• How to complete this task:
Below are the entries; return every line among them that holds the word "Rotation".

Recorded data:
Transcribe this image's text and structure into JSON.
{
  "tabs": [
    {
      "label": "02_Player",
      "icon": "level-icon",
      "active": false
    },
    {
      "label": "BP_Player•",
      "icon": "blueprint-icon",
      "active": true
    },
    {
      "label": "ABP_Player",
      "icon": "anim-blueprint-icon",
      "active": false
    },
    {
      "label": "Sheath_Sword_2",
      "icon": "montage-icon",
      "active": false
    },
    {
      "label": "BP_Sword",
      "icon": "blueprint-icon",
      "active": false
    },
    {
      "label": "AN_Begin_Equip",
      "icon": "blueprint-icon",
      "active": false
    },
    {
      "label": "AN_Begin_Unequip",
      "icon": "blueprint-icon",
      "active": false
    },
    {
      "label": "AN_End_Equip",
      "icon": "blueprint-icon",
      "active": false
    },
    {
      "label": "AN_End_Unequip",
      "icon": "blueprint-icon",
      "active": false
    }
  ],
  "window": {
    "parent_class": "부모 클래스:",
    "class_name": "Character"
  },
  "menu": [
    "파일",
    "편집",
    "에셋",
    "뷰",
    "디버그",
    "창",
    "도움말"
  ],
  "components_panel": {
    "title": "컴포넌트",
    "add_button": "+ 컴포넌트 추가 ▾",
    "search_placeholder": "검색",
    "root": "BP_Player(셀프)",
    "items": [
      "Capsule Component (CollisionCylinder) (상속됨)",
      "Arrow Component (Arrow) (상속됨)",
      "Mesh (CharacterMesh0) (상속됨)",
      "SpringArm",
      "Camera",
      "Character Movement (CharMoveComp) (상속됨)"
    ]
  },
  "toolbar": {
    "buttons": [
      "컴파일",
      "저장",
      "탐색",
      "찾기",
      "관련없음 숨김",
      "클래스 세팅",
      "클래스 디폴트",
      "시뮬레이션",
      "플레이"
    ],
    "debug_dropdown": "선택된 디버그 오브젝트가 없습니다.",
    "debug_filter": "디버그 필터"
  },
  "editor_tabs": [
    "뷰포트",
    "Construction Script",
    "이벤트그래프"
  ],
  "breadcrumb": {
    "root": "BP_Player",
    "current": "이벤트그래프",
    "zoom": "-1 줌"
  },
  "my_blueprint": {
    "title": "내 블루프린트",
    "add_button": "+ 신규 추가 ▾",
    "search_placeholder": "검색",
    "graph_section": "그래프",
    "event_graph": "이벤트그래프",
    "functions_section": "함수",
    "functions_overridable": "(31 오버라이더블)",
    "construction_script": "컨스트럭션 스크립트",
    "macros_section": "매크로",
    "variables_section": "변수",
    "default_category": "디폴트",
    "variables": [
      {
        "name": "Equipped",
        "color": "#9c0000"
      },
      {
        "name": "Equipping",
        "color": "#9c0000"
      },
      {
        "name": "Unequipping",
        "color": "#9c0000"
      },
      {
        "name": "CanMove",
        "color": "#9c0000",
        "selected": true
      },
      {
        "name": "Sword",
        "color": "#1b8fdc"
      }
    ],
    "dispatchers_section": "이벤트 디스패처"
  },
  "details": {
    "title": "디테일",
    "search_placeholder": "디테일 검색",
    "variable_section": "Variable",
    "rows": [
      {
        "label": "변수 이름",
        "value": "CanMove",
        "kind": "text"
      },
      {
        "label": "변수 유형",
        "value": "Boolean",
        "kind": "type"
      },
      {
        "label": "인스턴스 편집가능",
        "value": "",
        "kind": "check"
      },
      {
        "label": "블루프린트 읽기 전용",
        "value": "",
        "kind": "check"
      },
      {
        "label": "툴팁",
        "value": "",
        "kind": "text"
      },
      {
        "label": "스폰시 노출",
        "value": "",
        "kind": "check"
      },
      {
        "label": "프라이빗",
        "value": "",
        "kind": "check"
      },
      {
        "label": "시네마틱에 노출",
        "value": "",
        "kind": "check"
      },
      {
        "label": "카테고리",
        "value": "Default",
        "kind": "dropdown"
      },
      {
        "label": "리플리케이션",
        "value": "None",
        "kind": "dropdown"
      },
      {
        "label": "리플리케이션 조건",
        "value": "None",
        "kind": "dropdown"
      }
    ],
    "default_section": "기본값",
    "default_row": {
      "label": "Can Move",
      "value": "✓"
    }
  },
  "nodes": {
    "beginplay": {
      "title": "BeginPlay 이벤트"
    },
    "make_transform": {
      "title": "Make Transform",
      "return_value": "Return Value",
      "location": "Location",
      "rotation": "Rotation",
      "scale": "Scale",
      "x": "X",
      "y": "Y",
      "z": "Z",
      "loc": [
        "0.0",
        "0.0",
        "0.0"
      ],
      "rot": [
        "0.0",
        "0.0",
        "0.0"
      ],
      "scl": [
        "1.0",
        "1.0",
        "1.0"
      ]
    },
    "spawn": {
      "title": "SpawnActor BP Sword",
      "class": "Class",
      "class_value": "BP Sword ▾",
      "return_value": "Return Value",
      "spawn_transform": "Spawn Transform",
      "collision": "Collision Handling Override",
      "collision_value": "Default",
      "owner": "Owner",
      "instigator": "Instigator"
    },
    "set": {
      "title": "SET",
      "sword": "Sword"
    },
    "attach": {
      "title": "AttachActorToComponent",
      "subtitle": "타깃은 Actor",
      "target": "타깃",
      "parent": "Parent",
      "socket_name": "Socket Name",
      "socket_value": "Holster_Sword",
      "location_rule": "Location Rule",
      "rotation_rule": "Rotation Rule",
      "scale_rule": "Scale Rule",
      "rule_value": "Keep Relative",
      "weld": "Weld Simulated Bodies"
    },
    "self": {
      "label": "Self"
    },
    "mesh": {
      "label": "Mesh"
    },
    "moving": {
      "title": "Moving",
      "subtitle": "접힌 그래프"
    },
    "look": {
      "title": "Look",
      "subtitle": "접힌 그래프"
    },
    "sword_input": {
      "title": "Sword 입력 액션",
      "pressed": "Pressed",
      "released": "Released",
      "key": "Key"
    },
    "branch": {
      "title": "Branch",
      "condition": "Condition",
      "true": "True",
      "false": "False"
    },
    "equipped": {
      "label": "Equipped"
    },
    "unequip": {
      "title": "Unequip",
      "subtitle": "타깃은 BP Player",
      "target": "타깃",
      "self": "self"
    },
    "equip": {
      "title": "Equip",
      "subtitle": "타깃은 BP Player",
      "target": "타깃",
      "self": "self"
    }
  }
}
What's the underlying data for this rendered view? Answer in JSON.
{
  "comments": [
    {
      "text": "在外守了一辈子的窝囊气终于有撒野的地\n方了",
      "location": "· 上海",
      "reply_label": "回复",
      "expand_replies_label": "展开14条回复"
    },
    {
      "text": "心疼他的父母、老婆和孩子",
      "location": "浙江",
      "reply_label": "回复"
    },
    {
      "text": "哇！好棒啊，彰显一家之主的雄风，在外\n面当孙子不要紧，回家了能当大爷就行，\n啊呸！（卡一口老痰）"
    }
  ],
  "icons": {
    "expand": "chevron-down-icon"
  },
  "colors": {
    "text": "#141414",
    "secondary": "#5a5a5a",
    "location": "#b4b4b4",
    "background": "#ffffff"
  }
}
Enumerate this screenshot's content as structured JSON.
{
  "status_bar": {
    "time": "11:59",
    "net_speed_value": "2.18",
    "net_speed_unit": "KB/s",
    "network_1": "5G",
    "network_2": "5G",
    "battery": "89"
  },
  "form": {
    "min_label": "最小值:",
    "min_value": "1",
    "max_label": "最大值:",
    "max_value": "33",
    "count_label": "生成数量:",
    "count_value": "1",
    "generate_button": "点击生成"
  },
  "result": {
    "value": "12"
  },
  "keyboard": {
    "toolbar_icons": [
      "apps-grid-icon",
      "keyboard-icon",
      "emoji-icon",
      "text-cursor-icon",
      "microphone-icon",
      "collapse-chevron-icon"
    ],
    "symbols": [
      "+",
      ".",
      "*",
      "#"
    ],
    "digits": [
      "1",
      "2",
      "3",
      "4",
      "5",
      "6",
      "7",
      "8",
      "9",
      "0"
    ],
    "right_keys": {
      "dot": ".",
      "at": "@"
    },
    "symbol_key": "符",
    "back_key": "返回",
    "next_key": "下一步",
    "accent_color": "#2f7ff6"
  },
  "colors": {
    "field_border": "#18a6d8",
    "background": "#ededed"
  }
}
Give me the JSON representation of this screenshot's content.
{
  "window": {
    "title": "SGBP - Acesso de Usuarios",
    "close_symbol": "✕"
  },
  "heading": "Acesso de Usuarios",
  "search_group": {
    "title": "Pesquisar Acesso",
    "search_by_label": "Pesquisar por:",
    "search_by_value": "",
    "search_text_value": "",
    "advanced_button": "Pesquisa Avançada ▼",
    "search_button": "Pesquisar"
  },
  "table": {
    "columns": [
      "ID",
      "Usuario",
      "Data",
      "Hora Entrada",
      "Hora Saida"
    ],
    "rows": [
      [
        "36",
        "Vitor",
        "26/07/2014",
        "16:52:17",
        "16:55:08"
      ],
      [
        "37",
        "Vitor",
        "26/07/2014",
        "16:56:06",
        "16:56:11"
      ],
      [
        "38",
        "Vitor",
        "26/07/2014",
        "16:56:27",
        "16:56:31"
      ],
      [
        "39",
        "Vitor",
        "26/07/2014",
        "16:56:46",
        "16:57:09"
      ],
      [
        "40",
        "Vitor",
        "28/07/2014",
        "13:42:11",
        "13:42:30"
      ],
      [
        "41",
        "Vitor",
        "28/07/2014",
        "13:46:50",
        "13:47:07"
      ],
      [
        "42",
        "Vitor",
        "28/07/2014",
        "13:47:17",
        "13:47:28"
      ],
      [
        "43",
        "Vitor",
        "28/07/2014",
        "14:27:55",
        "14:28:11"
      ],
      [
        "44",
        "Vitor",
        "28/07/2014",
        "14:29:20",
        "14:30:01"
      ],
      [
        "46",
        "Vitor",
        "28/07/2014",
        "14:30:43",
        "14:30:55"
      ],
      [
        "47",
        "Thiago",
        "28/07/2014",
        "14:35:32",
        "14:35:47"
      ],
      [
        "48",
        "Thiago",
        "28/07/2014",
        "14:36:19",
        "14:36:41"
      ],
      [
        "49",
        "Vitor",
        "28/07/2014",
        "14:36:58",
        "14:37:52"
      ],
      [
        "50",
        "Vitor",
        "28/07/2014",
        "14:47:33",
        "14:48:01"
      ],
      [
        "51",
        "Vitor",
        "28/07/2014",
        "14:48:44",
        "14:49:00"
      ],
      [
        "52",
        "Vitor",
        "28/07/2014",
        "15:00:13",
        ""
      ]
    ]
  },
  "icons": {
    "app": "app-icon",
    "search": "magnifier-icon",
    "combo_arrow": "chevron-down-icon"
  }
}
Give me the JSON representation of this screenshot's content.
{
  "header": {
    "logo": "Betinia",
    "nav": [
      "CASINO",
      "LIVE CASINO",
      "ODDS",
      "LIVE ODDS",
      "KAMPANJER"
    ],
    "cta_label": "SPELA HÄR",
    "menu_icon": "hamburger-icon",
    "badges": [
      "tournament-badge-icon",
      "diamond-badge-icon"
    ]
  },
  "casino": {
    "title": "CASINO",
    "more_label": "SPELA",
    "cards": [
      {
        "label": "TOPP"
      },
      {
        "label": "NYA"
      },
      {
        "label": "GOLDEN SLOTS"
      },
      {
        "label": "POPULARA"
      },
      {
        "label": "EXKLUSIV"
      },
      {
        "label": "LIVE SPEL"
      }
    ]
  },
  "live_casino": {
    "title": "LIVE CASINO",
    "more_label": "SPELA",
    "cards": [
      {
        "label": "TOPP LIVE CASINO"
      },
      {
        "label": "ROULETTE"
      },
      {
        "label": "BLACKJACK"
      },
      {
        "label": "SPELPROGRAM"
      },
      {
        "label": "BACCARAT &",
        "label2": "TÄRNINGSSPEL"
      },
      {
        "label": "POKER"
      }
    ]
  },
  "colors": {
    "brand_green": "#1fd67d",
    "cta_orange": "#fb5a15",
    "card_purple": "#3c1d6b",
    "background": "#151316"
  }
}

• Task response:
      "rotation": "Rotation",
      "rotation_rule": "Rotation Rule",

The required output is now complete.